From the Editor
For psychiatry, progress isn’t what it used to be
There is a widespread notion that today’s medical practices and advances—including in psychiatry—are superior to the tools and therapies of the past, yet a second
look at the facts will temper that perception.
I might have a jaundiced view of progress but, across most medical specialties, diseases are still managed, not cured. Chronicity is almost ubiquitous among medical ailments, and no specialty can boast that it restores function completely and fully restores patients’ quality of life.
Psychiatry has had its share of missteps
Prefrontal lobotomy is perhaps the most infamous of many discredited treatments that were introduced as a great solution to severe brain disorders such as schizophrenia.1 Prefrontal lobotomy (leucotomy) was initially heralded as a major medical advance in 1935; its originator, neurosurgeon António Egas Moniz, shared the Nobel Prize in Medicine or Physiology in 1949 for what is now regarded as mayhem. Prefrontal lobotomy was widely used for many conditions—not just for psychosis—but it fell from favor rapidly after the discovery of anti-psychotic drugs.
A similar fate befell other treatments that were introduced to psychiatry:
• malaria therapy (1917) for general paresis of the insane (the condition was later recognized as tertiary syphilis)
• deep sleep therapy (1920) for schizophrenia
• insulin shock therapy (1933), also for schizophrenia.
Those discredited therapies were lauded as significant advances, only to be shunned later as harmful, even barbaric.
Treating addiction is another saga of false steps. Fifty-nine different treatments for addiction have been introduced over the past few decades, many later discredited as “psychoquackery.”2 In the breathless rush to cure desperate conditions, there often is the risk that pseudoscience will masquerade as science. Many patients suffer needlessly before the medical community examines the accumulated evidence and discredits useless or harmful treatments.
Psychiatry isn’t alone in lacking cures
A fitting slogan of many non-psychiatric medical specialties is “to treat, perchance to cure.” Consider some examples:
• In cardiology, congestive heart failure, a chronic illness, is managed but rarely cured, and leads to early mortality.
• Nephrologists struggle to maintain a semblance of kidney function in renal failure patients, before placing them on the long waiting list for a kidney transplant.
• Gastroenterologists can only hope to maintain liver function in severe hepatitis, or to alleviate the misery of ulcerative colitis.
• Rheumatologists do what they can to relieve the debilitating symptoms of rheumatoid arthritis, systemic lupus erythematosus, and Sjögren’s syndrome.
• Pulmonologists know they can never restore normal lung function for their patients with chronic obstructive pulmonary disease; they can only help them hang on with partial function.
• Oncologists valiantly fight aggressive cancers with the hope of prolonging life for a few months or years.
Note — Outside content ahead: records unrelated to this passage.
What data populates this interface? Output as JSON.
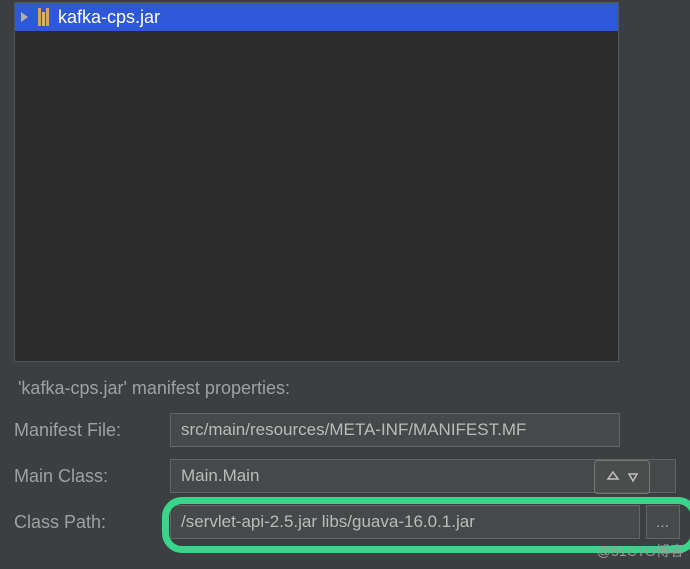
{
  "tree": {
    "selected_item": "kafka-cps.jar"
  },
  "properties": {
    "title": "'kafka-cps.jar' manifest properties:",
    "manifest_file": {
      "label": "Manifest File:",
      "value": "src/main/resources/META-INF/MANIFEST.MF"
    },
    "main_class": {
      "label": "Main Class:",
      "value": "Main.Main"
    },
    "class_path": {
      "label": "Class Path:",
      "value": "/servlet-api-2.5.jar libs/guava-16.0.1.jar",
      "browse": "…"
    }
  },
  "watermark": "@51CTO博客"
}
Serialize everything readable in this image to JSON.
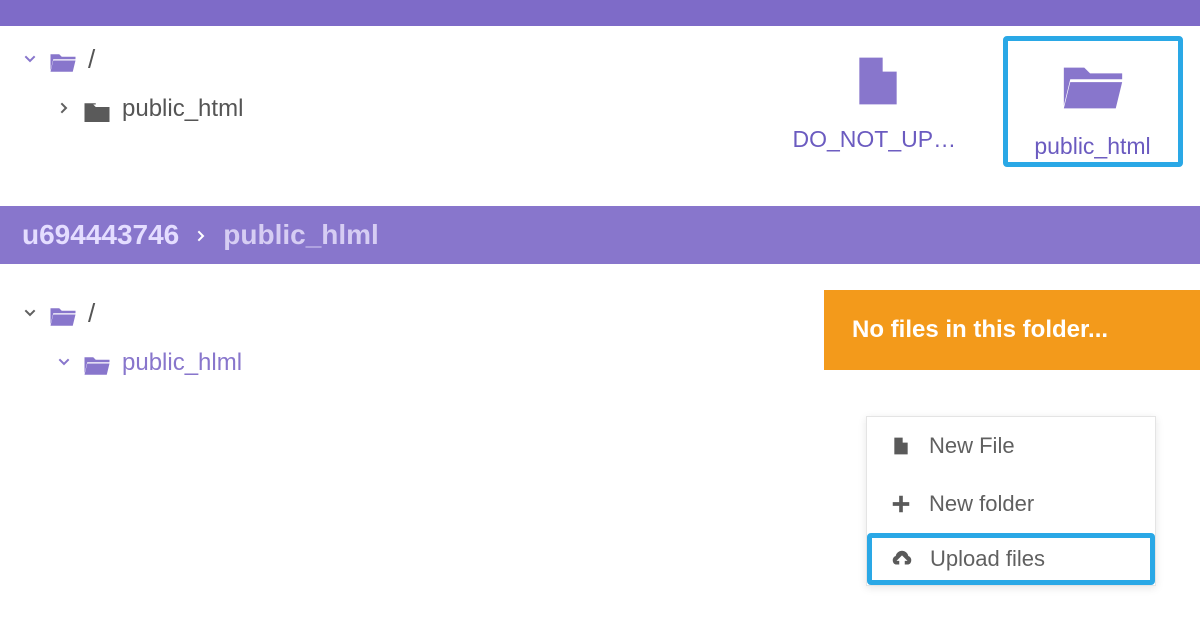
{
  "tree1": {
    "root_slash": "/",
    "child_label": "public_html"
  },
  "grid": {
    "file_label": "DO_NOT_UPLO..",
    "folder_label": "public_html"
  },
  "breadcrumb": {
    "user": "u694443746",
    "current": "public_hlml"
  },
  "tree2": {
    "root_slash": "/",
    "child_label": "public_hlml"
  },
  "empty_banner": "No files in this folder...",
  "context_menu": {
    "new_file": "New File",
    "new_folder": "New folder",
    "upload_files": "Upload files"
  }
}
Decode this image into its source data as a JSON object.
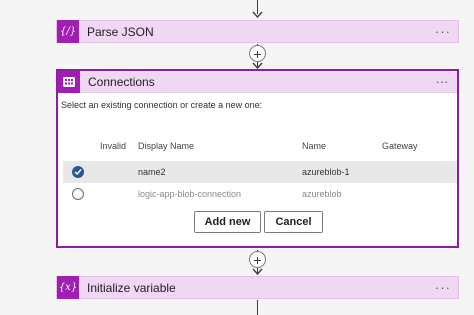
{
  "steps": {
    "parse_json": {
      "title": "Parse JSON",
      "icon": "{/}",
      "more": "···"
    },
    "connections": {
      "title": "Connections",
      "more": "···",
      "prompt": "Select an existing connection or create a new one:",
      "columns": {
        "invalid": "Invalid",
        "display_name": "Display Name",
        "name": "Name",
        "gateway": "Gateway"
      },
      "rows": [
        {
          "display_name": "name2",
          "name": "azureblob-1",
          "gateway": "",
          "selected": true
        },
        {
          "display_name": "logic-app-blob-connection",
          "name": "azureblob",
          "gateway": "",
          "selected": false
        }
      ],
      "add_new_label": "Add new",
      "cancel_label": "Cancel"
    },
    "initialize_variable": {
      "title": "Initialize variable",
      "icon": "{x}",
      "more": "···"
    }
  },
  "add_step_symbol": "+",
  "colors": {
    "card_bg": "#f0d7f3",
    "icon_bg": "#9e1fb2",
    "selected_border": "#8a1fa0",
    "selected_radio": "#2b5797"
  }
}
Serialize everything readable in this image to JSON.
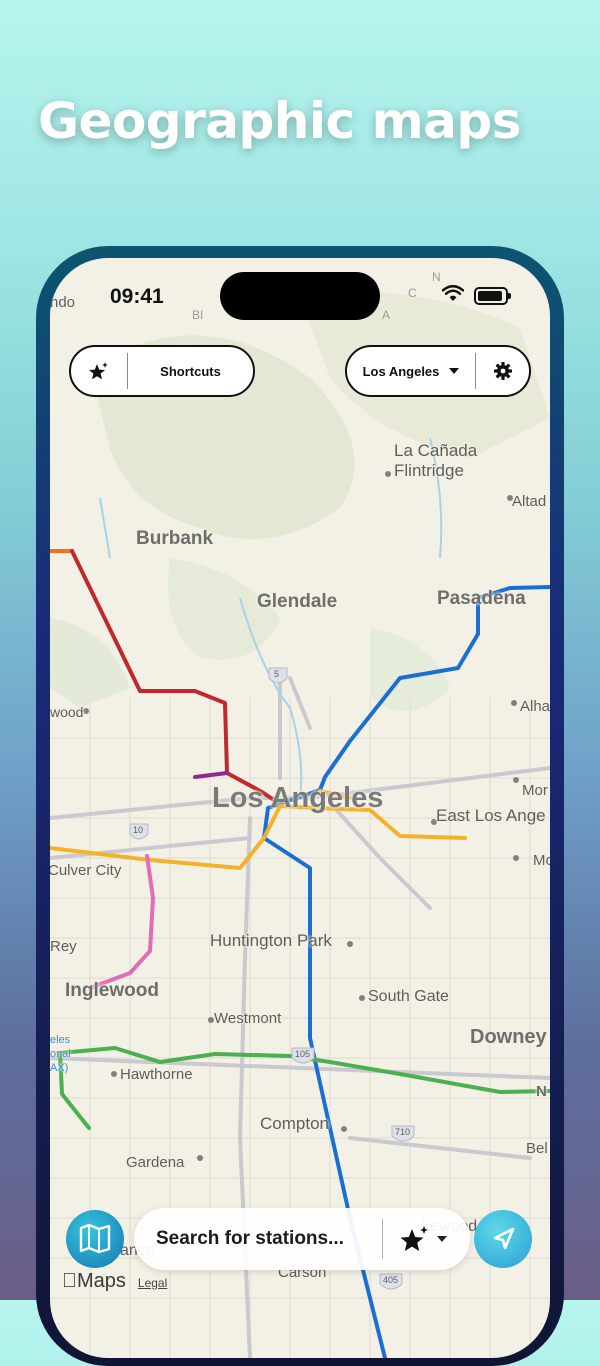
{
  "headline": "Geographic maps",
  "status_bar": {
    "time": "09:41"
  },
  "top_bar": {
    "shortcuts_label": "Shortcuts",
    "city_label": "Los Angeles",
    "icons": {
      "favorites": "star-sparkle-icon",
      "city_dropdown": "caret-down-icon",
      "settings": "gear-icon"
    }
  },
  "map": {
    "main_label": "Los Angeles",
    "places": {
      "la_canada_1": "La Cañada",
      "la_canada_2": "Flintridge",
      "altadena": "Altad",
      "burbank": "Burbank",
      "glendale": "Glendale",
      "pasadena": "Pasadena",
      "wood": "wood",
      "alhambra": "Alha",
      "monterey": "Mor",
      "east_la": "East Los Ange",
      "culver_city": "Culver City",
      "mont": "Mo",
      "huntington_park": "Huntington Park",
      "rey": "Rey",
      "inglewood": "Inglewood",
      "south_gate": "South Gate",
      "westmont": "Westmont",
      "downey": "Downey",
      "lax_1": "eles",
      "lax_2": "onal",
      "lax_3": "AX)",
      "hawthorne": "Hawthorne",
      "norwalk": "N",
      "compton": "Compton",
      "bell": "Bel",
      "gardena": "Gardena",
      "lakewood": "kewood",
      "carson": "Carson",
      "ance": "ance",
      "bi": "BI",
      "mtn_a": "A",
      "mtn_c": "C",
      "mtn_n": "N",
      "ndo": "ndo"
    },
    "highways": {
      "h5": "5",
      "h10": "10",
      "h105": "105",
      "h710": "710",
      "h405": "405"
    },
    "lines": [
      {
        "name": "Red",
        "color": "#c0282d"
      },
      {
        "name": "Purple",
        "color": "#8e2a8f"
      },
      {
        "name": "Blue",
        "color": "#1b6fd3"
      },
      {
        "name": "Gold",
        "color": "#f4b22a"
      },
      {
        "name": "Expo",
        "color": "#f4b22a"
      },
      {
        "name": "Pink",
        "color": "#e26db5"
      },
      {
        "name": "Green",
        "color": "#4caf50"
      },
      {
        "name": "Orange",
        "color": "#f2711f"
      }
    ]
  },
  "bottom_bar": {
    "search_placeholder": "Search for stations...",
    "maps_logo": "Maps",
    "legal": "Legal",
    "icons": {
      "maps": "folded-map-icon",
      "filter": "star-sparkle-icon",
      "location": "location-arrow-icon"
    }
  }
}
• Neurologists valiantly try to manage multiple sclerosis, Parkinson’s disease, Alzheimer’s disease, epilepsy, stroke, myasthenia gravis, and amyotrophic lateral sclerosis—often with limited, if any, success at achieving remission.
Internal medicine has had its share of discredited therapies, too—ones that were withdrawn because they caused harm or were of dubious or inconclusive efficacy.3 Thanks to careful analysis of the efficacy and safety of medical procedures introduced during the past decade, we know that 40% of 146 procedures examined were eventually discredited and withdrawn. (That kind of analysis should be undertaken in psychotherapy, where evidence-based therapies can be counted on one hand but dozens more are promoted as legitimate.4 Psychotherapy can be harmful.5)
As with patients in psychiatry, patients of all these specialties are at risk of suffering disruptive iatrogenic side effects that, at times, approach torture—just to have progression of disease halted but not necessarily to deliver full remission. The quality of life for patients who have a chronic disease ranges from barely tolerable to poor, but is rarely good or optimal—and that is the case across all of medicine, including psychiatry.
Desperation often drives dubious innovation
There are numerous “desperate” diseases across all medical specialties, including psychiatry. Radical and harmful measures are sometimes proposed and marketed to treat many of those conditions; more often, useless, ineffective, futile “treatments” are introduced, and it might take years before they are discredited and withdrawn.6,7 Useless treatments can be harmful, too, because they delay the use of potentially effective procedures.
Move forward with caution!
What does this brief look at the missteps of medicine tell us? First, medical progress is like the mambo: We take steps forward but then step backward again; and, as Karl Popper noted, science learns more from its failures than from its successes.8 Second, all physicians must be judicious and guided by evidence when they select treatments.
For your patients’ sake, choose wisely!9
For psychiatry, progress isn’t what it used to be